The Questa Independent Schools Board of Education met Tuesday Nov. 28 for a public work-study session where members of the community were welcome to give suggestions to the board about the current budget shortfall.
The board said the current shortfall is estimated at $105,000 and could potentially grow if drastic measures are not taken.
"Because of all those costs that took place two, three, four, five years ago, its costing the district right now," said Board President Daryl Ortega. "So now we need to work with our business manager to figure out where we cut."
"Everything is a cost in this district," said Ortega. "I don't know of anything done for free here."
Meeting with the public is part of the board's plan to bring in the community to work together in order to find a solution to shore up the budget and continue to provide for students in Questa. Two other meetings will follow before the board decides what areas of the budget to potentially cut or save. The community is encouraged to turn out and voice their opinions.
Techniques to save money, such as shutting off lights at 5 p.m. or new cuts in extracurricular activities, were discussed by the board and public. talkamong parents, teachers and the board indicated that athletics were important to the school district and the public did not want to see cuts in that department.
Another possibility to save money -- closing Río Costilla Learning Academy -- has been divisive in the past but was resurrected during Monday's discussion.
Ortega spoke about maintenance costs at all schools; he estimated the costs to be $8,000 per month at the high school alone.
QISD finds themselves in a particularly difficult situation where three out of the five schools received F grades from the New Mexico Public Education Department for the 2016-17 school year. While Río Costilla and Questa High School both scored a B grade, the board said the state would not be helping the district with the budget crisis because of the failing schools.
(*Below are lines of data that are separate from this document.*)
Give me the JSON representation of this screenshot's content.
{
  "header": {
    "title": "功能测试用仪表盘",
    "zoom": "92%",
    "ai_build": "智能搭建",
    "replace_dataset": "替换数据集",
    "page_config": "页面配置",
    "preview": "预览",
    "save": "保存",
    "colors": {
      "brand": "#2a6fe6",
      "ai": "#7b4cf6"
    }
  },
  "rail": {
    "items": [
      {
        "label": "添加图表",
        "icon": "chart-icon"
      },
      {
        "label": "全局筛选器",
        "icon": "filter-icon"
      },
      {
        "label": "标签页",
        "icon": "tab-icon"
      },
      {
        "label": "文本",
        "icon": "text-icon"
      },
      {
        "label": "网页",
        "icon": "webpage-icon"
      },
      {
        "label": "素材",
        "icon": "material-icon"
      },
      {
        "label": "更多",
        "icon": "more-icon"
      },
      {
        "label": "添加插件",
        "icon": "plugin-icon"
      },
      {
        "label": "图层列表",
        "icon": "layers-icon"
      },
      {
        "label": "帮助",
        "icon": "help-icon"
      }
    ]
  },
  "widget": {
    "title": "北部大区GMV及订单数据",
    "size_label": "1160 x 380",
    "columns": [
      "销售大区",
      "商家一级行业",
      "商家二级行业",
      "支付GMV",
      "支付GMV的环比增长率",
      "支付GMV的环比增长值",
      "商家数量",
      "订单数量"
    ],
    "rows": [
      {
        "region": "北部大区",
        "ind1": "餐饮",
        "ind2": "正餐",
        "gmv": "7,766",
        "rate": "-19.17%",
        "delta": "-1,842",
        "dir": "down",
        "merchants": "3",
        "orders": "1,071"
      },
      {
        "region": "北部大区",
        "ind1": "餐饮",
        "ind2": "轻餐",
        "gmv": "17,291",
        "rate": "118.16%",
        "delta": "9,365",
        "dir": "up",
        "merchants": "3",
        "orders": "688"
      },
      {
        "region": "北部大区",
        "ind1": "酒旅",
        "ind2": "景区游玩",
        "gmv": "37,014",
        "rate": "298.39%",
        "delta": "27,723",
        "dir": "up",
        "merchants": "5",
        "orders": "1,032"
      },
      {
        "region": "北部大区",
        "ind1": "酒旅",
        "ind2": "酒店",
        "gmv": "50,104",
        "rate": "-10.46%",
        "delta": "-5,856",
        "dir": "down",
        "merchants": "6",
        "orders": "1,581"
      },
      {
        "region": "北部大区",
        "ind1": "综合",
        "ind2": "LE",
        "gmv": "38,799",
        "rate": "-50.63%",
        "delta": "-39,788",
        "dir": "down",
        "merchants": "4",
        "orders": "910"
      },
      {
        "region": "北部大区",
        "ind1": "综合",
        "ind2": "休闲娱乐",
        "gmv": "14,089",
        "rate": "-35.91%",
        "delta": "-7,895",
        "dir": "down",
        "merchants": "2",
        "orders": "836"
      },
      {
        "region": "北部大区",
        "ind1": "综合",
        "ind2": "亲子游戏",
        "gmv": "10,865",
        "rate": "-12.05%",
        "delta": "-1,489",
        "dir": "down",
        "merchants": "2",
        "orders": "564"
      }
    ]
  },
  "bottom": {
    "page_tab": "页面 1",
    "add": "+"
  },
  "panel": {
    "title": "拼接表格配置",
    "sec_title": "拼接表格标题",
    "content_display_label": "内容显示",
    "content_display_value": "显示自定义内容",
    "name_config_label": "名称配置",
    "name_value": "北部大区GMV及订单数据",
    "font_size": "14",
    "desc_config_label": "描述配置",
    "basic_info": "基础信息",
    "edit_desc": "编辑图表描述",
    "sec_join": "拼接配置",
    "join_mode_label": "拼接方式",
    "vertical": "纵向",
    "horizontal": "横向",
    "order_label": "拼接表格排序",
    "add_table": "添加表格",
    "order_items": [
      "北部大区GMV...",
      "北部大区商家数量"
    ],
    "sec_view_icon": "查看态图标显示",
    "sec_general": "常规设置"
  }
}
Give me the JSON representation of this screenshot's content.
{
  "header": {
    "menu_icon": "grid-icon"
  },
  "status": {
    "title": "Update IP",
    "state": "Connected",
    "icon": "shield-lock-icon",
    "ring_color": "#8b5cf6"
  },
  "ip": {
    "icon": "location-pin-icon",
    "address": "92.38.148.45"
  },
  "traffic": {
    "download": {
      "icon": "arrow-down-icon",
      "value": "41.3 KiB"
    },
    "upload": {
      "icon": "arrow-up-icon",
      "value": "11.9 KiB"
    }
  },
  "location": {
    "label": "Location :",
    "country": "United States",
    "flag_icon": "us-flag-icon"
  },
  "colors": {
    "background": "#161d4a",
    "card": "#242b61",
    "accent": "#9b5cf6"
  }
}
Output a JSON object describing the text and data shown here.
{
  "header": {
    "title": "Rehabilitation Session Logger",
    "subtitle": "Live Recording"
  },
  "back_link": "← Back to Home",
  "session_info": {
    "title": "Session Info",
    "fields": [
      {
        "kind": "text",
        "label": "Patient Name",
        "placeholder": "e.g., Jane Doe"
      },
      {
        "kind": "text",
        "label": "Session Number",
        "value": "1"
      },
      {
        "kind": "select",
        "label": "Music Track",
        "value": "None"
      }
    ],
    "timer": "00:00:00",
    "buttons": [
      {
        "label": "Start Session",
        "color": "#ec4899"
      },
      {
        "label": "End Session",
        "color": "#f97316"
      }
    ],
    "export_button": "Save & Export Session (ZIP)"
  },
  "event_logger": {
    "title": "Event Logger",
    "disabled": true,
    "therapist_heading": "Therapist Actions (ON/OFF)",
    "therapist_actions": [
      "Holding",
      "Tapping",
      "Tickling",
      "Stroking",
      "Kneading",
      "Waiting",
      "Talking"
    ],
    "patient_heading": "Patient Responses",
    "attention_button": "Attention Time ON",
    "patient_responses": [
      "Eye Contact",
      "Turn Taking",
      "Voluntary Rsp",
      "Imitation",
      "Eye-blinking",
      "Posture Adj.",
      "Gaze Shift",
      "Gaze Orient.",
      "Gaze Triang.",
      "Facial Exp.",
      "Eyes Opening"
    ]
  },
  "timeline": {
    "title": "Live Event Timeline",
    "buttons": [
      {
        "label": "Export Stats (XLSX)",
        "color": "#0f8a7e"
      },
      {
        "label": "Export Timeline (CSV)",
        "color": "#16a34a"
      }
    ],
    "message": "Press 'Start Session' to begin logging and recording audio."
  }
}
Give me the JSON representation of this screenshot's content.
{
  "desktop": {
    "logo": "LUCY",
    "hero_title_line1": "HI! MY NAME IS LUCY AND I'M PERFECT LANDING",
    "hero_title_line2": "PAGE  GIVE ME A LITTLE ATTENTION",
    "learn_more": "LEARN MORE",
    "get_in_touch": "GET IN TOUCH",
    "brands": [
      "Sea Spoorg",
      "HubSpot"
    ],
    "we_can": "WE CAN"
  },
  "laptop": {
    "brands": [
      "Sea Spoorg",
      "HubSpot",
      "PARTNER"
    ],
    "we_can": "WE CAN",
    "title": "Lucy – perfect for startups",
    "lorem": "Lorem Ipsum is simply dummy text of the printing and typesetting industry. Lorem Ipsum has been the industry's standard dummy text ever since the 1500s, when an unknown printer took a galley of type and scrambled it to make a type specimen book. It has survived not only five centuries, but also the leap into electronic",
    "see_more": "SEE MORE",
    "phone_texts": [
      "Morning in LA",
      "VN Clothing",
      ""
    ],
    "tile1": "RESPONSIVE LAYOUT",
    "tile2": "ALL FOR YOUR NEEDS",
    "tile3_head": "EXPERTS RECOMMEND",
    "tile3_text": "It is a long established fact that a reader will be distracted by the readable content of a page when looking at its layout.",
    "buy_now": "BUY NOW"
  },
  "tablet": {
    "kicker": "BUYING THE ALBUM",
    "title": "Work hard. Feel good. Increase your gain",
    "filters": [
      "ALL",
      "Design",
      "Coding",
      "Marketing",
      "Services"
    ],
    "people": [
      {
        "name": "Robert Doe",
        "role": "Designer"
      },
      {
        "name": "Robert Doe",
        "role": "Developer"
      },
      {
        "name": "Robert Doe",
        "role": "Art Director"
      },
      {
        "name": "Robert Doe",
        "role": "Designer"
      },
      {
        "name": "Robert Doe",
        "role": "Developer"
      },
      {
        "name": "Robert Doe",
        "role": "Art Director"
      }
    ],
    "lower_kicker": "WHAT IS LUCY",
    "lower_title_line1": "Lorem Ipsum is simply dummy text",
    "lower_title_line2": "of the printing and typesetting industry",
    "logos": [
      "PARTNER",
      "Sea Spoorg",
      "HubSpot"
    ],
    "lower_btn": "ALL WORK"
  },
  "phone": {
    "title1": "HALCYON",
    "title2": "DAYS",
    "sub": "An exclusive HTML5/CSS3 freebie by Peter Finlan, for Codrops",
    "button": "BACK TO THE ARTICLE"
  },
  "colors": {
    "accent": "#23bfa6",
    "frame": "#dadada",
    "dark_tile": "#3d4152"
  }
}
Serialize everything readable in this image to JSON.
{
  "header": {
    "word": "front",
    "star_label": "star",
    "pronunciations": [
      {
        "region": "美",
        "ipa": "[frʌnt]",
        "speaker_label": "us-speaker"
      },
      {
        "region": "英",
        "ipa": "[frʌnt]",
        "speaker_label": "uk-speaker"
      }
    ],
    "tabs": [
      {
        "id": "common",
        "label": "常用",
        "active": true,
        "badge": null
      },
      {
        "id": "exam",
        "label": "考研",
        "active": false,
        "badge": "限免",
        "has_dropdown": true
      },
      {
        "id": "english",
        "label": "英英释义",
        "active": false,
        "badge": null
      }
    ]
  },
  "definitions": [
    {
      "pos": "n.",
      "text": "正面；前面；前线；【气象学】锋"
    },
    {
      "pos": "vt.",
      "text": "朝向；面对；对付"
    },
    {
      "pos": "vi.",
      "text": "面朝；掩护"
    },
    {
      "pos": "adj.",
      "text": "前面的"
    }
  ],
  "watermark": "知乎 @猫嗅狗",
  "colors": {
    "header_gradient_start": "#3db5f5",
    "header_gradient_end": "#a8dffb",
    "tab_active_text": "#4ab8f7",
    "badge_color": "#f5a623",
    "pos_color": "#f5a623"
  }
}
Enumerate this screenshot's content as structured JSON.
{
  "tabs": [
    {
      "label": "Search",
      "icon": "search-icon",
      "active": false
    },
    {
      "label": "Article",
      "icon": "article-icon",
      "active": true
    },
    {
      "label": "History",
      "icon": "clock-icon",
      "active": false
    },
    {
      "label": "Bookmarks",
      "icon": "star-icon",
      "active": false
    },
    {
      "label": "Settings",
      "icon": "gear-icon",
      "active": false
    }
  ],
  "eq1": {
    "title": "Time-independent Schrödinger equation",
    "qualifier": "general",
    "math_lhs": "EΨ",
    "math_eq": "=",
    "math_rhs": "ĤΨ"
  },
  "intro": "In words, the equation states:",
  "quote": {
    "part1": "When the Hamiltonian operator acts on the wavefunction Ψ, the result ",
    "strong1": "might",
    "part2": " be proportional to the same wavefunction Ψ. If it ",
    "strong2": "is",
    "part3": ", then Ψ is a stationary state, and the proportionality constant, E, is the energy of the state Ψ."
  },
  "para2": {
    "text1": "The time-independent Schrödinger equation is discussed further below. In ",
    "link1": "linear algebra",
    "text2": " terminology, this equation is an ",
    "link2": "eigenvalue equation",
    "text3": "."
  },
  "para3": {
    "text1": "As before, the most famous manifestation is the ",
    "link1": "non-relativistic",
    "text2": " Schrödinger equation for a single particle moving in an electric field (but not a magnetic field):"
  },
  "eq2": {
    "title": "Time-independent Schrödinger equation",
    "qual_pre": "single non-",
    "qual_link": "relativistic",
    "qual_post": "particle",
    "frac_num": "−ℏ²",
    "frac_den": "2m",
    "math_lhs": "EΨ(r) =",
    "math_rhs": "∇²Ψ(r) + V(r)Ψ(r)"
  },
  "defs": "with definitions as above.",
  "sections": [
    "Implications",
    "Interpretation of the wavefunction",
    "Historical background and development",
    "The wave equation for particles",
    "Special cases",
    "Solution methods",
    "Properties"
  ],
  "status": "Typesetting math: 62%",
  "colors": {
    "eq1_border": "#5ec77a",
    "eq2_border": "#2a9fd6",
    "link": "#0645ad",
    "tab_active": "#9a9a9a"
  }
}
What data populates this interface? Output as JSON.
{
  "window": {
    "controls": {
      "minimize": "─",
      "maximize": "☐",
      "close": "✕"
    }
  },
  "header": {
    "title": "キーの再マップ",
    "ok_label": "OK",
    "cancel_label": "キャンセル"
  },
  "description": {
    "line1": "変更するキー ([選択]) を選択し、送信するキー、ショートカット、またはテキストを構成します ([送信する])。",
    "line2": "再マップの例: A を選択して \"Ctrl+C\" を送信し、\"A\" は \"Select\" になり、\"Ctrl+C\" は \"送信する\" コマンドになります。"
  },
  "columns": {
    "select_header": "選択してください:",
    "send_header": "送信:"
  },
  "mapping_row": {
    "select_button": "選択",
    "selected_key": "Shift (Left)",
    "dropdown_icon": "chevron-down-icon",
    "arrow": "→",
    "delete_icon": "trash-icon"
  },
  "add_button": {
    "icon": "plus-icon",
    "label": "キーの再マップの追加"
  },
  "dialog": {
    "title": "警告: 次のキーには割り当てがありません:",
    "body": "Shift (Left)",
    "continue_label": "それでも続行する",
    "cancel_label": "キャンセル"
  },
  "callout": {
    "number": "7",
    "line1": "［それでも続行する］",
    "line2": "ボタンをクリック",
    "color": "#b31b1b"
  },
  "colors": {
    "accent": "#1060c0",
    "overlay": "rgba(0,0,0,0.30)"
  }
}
Grants are being looked at and all options for additional funding are being sought out by the board as they try and work through the shortfalls. Conversations turned to raised voices as parents and teachers gave ideas to the board about cutting areas in the budget. The crowd of less than 10 people advised the board to not make any cuts that would directly affect employees in contact with students.
The board will hold two other community forums on budget ideas in December and January. No actions will be taken at these workshop meetings as they are structured as a discussion forum for the public.
Ortega said the district would have to make some choices on the budget in January. The public is invited to come back to the Dec. 8 meeting with a list of departments and amenities they would like to not see cut and the board will present the public with an approximate budget to show where the district stands financially.